The long-awaited debut of Brian Michael Bendis on Superman begins here. Yes, we got a brief glimpse of what the writer had in store for the character in Action Comics #1000 and DC Nation #0, but here we see the first full issue of Man of Steel, the weekly series that DC Comics claims will usher in a new era for the character.
There’s a definite (and somewhat abrupt) shift in tone in this series. This is a different Superman, seemingly unburdened by a wife and son. For the majority of the book, you’d think that Lois and Jon weren’t in the picture at all. It’s made clear in the solicitation info for this issue that something happened to them and we get a very ominous page towards the end that doesn’t reveal much, so it’s still early to speculate as to what may have gone down and where they might be. I just hope that Bendis doesn’t intend to erase the family aspect of Superman as that’s something that has really elevated the character since Rebirth.
My concern is elevated with the introduction of a new character introduced while Superman is helping put out a fire. From the way she’s depicted Deputy Fire Chief Melody Moore could have have angelic harps playing in the background as she looks longingly at the Man of Steel.
A major take-away from Man of Steel #1 is Rogol Zaar. This is the brutish warrior we saw battling Superman and Supergirl in Action Comics #1000. The issue opens in the past, with him making a case to a council of sorts regarding the danger Krypton and its people pose to the rest of the universe. This presents a very interesting and unique take on the destruction of Superman’s homeworld as Rogol claims to have played a part in it. It would definitely put him up there as a major villain if that’s the case.
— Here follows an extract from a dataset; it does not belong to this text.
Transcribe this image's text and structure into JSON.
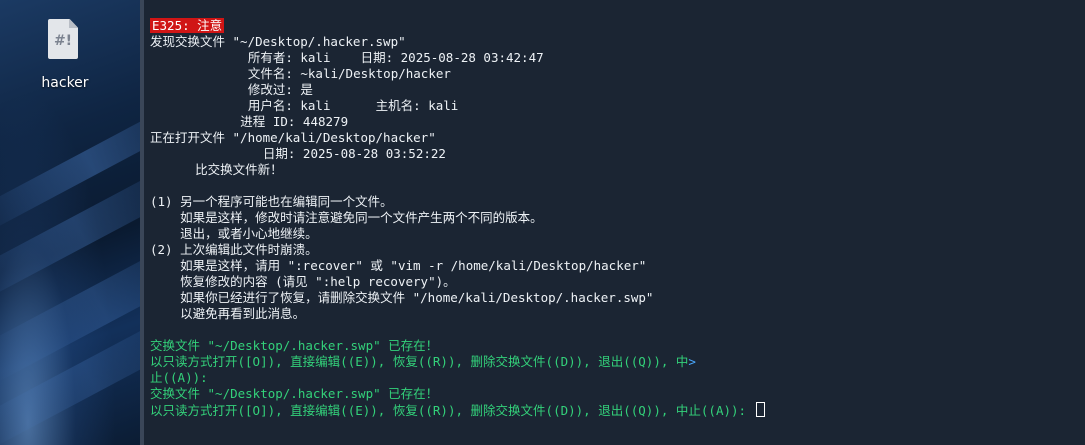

The council is made up of some powerful folks including a Guardian of Oa. It feels like a somewhat cosmic version of the Illuminati that Bendis had created during his days at Marvel, this unseen group that’s pulling the strings in the background.
There’s definitely some top tier talent on Man of Steel in the art department. Ivan Reis handles the bulk of the pencils on this issue and he’s turned in some glorious work. You get a real sense of the size and scope of this story. It’s massive, which is fitting considering the character we’re talking about and the sheer power that Rogol seems to possess.
Rogol looks like an absolute monster. He’s like Doomsday crossed with Conan. Although he is this huge and strong being, he shows a brief moment of vulnerability when something doesn’t go his way. It’s a beautiful full page spread where he’s crouched, quietly and alone in a large cave. This idea that Krypton will be a danger to us all has consumed him and he has this time to reflect on that as he has to contemplate his next steps.
The first time we see Superman is awesome and perfectly sums up the essence of this larger-than-life character. He swoops in to nab a few bad guys and carry them off to the police station. His chest is out. His cape is waving in the wind. There’s a smile on his face. He is every bit the Man of Steel. If something traumatic did happen to his wife and son, he is hiding it well.
Man of Steel strikes a balance between epic action and smaller emotional beats. In some ways, it grounds Superman, taking him back to his roots. The main thing he does in this issue does not involve fighting villains, but saving people from a burning building in the most impressive way possible. I still have some hesitation about what this might mean for the character (and his family), however there’s more than enough to appreciate in this book. If this is the next phase for Superman, I am without a doubt, along for the ride.